The grandparent of a child may petition the district court for grandchild visitation rights when any of the following circumstances occur: 1. The parents of the child are divorced. 2. A petition for dissolution of marriage has been filed by one of the parents of the child. 3. The parent of the child, who is the child of the grandparent, has died. 4. The child has been placed in a foster home.

5. The parents of the child are divorced, and the parent who is not the child *472 of the grandparent has legal custody of the child, and the spouse of the child's custodial parent has been issued a final adoption decree pursuant to section 600.13

6. The paternity of a child born out of wedlock is judicially established and the grandparent of the child is the parent of the father of the child and the mother of the child has custody of the child, or the grandparent of a child born out of wedlock is the parent of the mother of the child and custody has been awarded to the father of the child. A petition for grandchild visitation rights shall be granted only upon a finding that the visitation is in the best interests of the child and that the grandparent had established a substantial relationship with the child prior to the filing of the petition.

Iowa Code ยง 598.35 (1995).

This statute applies only to those specific situations in the statute. Lihs v. Lihs, 504 N.W.2d 890, 892-93 (Iowa 1993); In re Marriage of Rykhoek, 525 N.W.2d 1, 3 (Iowa App.1994). Grandparents are not entitled to visitation under the statute unless they fit in one of the specific situations listed in the section. Olds, 356 N.W.2d at 573.

Plaintiffs fail to fit within a statutory provision. An argument can be advanced plaintiffs should fall under Iowa Code section 598.35(5). Guy's parents have no marital bond and Guy is being adopted by his mother's spouse. The statute in place when this action was brought specifically refers to a child whose parents were married. Guy's parents were not; consequently, these plaintiffs do not specifically fit in the statute.

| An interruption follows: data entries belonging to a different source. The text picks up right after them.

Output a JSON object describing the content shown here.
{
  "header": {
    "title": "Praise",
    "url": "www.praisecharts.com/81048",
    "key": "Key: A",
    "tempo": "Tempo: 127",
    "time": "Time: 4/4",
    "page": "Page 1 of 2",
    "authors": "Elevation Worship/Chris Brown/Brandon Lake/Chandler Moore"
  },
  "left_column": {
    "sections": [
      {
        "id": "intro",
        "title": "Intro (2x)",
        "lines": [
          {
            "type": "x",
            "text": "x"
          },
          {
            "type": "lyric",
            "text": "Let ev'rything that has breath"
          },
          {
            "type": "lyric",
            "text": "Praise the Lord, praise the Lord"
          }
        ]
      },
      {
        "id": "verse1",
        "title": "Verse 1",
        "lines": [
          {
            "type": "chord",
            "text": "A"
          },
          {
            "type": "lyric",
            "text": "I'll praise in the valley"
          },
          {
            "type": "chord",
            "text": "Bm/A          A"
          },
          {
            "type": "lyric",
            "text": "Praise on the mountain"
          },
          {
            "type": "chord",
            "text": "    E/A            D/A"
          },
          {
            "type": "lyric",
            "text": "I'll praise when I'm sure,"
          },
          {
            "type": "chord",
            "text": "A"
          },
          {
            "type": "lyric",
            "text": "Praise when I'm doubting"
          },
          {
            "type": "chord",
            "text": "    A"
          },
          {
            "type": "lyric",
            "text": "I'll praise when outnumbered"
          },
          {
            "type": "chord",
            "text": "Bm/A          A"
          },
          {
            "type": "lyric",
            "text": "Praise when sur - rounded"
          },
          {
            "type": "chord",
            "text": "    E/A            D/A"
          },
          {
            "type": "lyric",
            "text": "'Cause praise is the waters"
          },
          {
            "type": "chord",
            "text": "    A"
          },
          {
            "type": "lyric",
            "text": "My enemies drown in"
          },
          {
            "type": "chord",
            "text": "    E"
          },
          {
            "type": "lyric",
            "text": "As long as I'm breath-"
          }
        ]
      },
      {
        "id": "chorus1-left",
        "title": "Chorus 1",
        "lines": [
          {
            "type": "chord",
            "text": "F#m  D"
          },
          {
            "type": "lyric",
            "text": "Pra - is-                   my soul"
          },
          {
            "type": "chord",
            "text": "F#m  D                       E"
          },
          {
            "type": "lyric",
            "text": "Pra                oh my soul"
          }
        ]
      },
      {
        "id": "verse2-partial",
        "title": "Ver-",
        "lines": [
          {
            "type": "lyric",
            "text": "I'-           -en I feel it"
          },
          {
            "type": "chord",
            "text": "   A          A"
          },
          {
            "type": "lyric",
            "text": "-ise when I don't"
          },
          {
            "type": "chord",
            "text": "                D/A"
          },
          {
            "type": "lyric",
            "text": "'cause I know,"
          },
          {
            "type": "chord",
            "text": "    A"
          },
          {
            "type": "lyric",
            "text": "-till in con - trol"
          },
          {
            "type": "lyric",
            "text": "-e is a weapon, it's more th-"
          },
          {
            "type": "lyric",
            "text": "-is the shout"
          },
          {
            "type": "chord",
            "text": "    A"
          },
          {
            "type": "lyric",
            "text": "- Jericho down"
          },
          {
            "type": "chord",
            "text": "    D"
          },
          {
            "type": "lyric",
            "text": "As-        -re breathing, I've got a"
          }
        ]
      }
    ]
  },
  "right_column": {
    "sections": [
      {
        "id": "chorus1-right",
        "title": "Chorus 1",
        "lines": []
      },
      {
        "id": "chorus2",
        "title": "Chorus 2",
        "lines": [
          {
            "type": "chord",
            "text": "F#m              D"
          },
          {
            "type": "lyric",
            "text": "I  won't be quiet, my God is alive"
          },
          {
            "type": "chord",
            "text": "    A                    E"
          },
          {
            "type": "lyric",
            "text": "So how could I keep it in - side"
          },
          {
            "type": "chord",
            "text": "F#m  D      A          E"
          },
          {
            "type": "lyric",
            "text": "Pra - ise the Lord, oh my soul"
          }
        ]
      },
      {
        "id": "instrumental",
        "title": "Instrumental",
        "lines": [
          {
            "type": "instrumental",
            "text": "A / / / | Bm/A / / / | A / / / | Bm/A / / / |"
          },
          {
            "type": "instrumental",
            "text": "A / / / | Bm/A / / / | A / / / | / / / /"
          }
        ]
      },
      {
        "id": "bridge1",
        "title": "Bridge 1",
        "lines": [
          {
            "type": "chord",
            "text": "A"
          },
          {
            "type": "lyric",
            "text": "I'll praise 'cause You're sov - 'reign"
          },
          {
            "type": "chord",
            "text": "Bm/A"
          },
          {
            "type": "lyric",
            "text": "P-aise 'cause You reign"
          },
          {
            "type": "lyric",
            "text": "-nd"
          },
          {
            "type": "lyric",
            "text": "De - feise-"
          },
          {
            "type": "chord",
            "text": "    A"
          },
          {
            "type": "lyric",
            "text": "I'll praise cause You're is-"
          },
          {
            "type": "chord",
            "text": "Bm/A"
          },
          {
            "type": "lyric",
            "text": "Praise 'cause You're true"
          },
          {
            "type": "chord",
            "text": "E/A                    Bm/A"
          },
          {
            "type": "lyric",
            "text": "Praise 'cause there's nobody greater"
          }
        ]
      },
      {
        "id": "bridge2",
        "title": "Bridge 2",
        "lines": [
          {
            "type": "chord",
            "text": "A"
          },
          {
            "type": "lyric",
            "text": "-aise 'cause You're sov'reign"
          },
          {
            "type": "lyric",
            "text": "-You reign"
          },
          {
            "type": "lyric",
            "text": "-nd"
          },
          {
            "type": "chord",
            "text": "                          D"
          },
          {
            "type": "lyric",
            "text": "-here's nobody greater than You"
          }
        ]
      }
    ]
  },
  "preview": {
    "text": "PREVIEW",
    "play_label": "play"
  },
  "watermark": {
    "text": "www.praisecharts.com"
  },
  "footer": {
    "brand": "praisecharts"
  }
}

The issue of whether the distinction between a grandchild born to parents who never married and a grandchild born to a couple whose marriage has been dissolved is constitutional has not been raised, and we do not address it.

Plaintiffs have failed to show they are in a statutory classification that is allowed grandparent visitation. See Lihs, 504 N.W.2d at 892-93. The trial court is affirmed.